Both Coşkun and Balbay were witnesses for the prosecution, causing a huge uproar in the court. During Coşkun’s court statements when he deplored the presence of Turhan Günay, Cumhuriyet’s literary editor who had spent nine months in prison despite his later acquittal. “Why is Günay even here in this trial?” Coşkun asked. Günay’s voice interrupted his statement: “Thanks to you, sir.”
If Coşkun’s role has rubbed salt in the defendants’ wounds during the case, Cinmen argues that the government was determined to silence Cumhuriyet no matter what. “The decision had been made,” he says. “Coşkun and his letter were merely instrumentalised.”
Academic Ceren Sözeri, one of Turkey’s most prominent media experts, also emphasises that the newspaper won’t adopt a pro-government policy just because Coşkun was re-elected as chairman. Yet the new board may also have to pay its dues to the government, Sözeri warns. “If the operation against Cumhuriyet is usually thought as two separate trials (the management case and the criminal case), it was essentially a struggle for editorial independence. I believe that this struggle was lost.”
Güven believes that the change in management was the result of direct government intervention. If there is one subject the old board and the government agreed on, Güven argues, it was the Kurdish issue. A shift of the newspaper’s tone on the Kurdish issue was to become decisive. “Though there are still opposition writers in Cumhuriyet, the newspaper is now more acceptable in the government’s eyes.”
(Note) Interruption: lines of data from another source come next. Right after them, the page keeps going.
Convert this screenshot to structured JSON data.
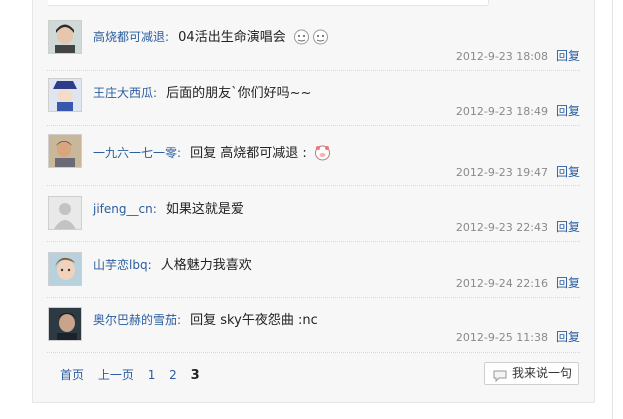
{
  "comments": [
    {
      "user": "高烧都可减退",
      "sep": ":",
      "text": "04活出生命演唱会",
      "emoji": [
        "face-emoji",
        "face-emoji"
      ],
      "time": "2012-9-23 18:08",
      "reply": "回复"
    },
    {
      "user": "王庄大西瓜",
      "sep": ":",
      "text": "后面的朋友`你们好吗~~",
      "emoji": [],
      "time": "2012-9-23 18:49",
      "reply": "回复"
    },
    {
      "user": "一九六一七一零",
      "sep": ":",
      "text": "回复 高烧都可减退 :",
      "emoji": [
        "pig-emoji"
      ],
      "time": "2012-9-23 19:47",
      "reply": "回复"
    },
    {
      "user": "jifeng__cn",
      "sep": ":",
      "text": "如果这就是爱",
      "emoji": [],
      "time": "2012-9-23 22:43",
      "reply": "回复"
    },
    {
      "user": "山芋恋lbq",
      "sep": ":",
      "text": "人格魅力我喜欢",
      "emoji": [],
      "time": "2012-9-24 22:16",
      "reply": "回复"
    },
    {
      "user": "奥尔巴赫的雪茄",
      "sep": ":",
      "text": "回复 sky午夜怨曲 :nc",
      "emoji": [],
      "time": "2012-9-25 11:38",
      "reply": "回复"
    }
  ],
  "pager": {
    "first": "首页",
    "prev": "上一页",
    "p1": "1",
    "p2": "2",
    "p3": "3"
  },
  "say_button": {
    "label": "我来说一句",
    "icon": "speech-bubble-icon"
  }
}
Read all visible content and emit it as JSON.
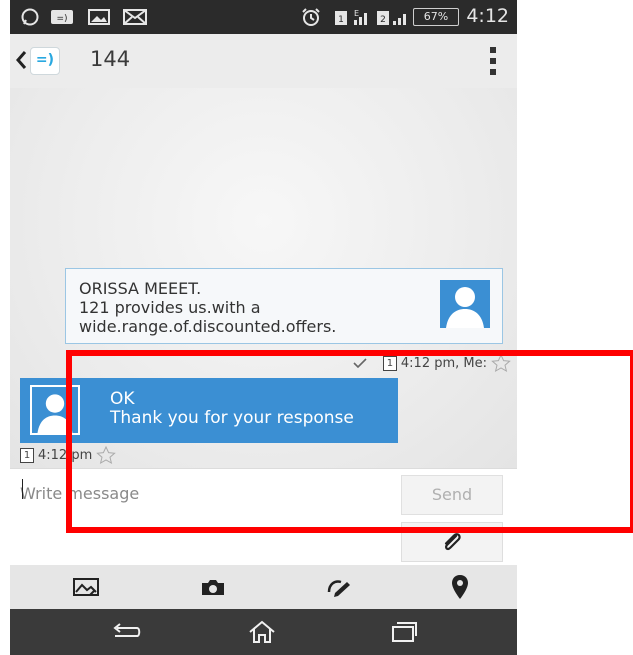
{
  "status_bar": {
    "battery": "67%",
    "time": "4:12",
    "sim1": "1",
    "sim2": "2"
  },
  "header": {
    "app_logo": "=)",
    "title": "144",
    "back_icon": "chevron-left-icon",
    "menu_icon": "overflow-menu-icon"
  },
  "messages": [
    {
      "direction": "incoming",
      "lines": [
        "ORISSA MEEET.",
        "121 provides us.with a",
        "wide.range.of.discounted.offers."
      ],
      "sim": "1",
      "meta": "4:12 pm, Me:"
    },
    {
      "direction": "outgoing",
      "lines": [
        "OK",
        "Thank you for your response"
      ],
      "sim": "1",
      "meta": "4:12 pm"
    }
  ],
  "compose": {
    "placeholder": "Write message",
    "send_label": "Send",
    "attach_icon": "paperclip-icon"
  },
  "media_bar": {
    "icons": [
      "gallery-icon",
      "camera-icon",
      "sketch-icon",
      "location-pin-icon"
    ]
  },
  "nav_bar": {
    "icons": [
      "back-icon",
      "home-icon",
      "recents-icon"
    ]
  },
  "colors": {
    "accent": "#3b8fd3",
    "highlight": "#ff0000",
    "statusbar": "#2b2b2b",
    "navbar": "#3a3a3a"
  }
}
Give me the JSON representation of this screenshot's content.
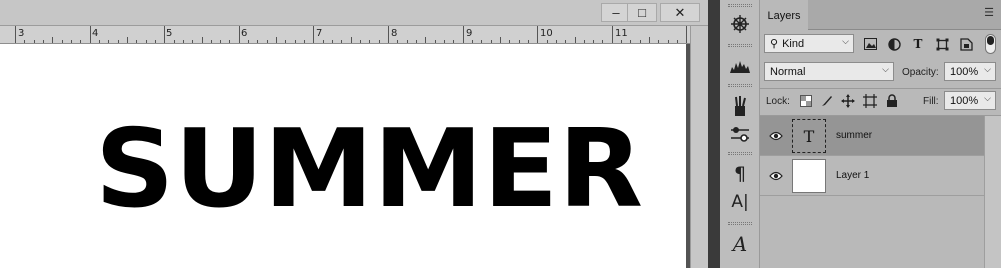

After taking over the newspaper, the new board solemnly announced in a front-page editorial that Atatürk and his principles “had returned to the newspaper”. “Harsh accusations against the previous editorial policy and statements in the form of martial law declarations show that [the board’s] concerns go beyond merely reporting,” says Sözeri. She stresses that the way the newspaper changed hands played a “decisive role” for those journalists and writers who resigned. “It is very hard, even impossible doing real journalism on government’s terms,” she says.
In a country where shifts in the editorial policies of newspapers are only considered natural after changes in management, Sözeri warns that the handover in Cumhuriyet could be a tragic turning point. “Protecting editorial independence is key to preventing such shifts,” she says. “This is only possible through association and solidarity.”
Without that solidarity, an important press freedom case degenerated into one in which both journalists’ freedom and the very future of their newspaper were at stake.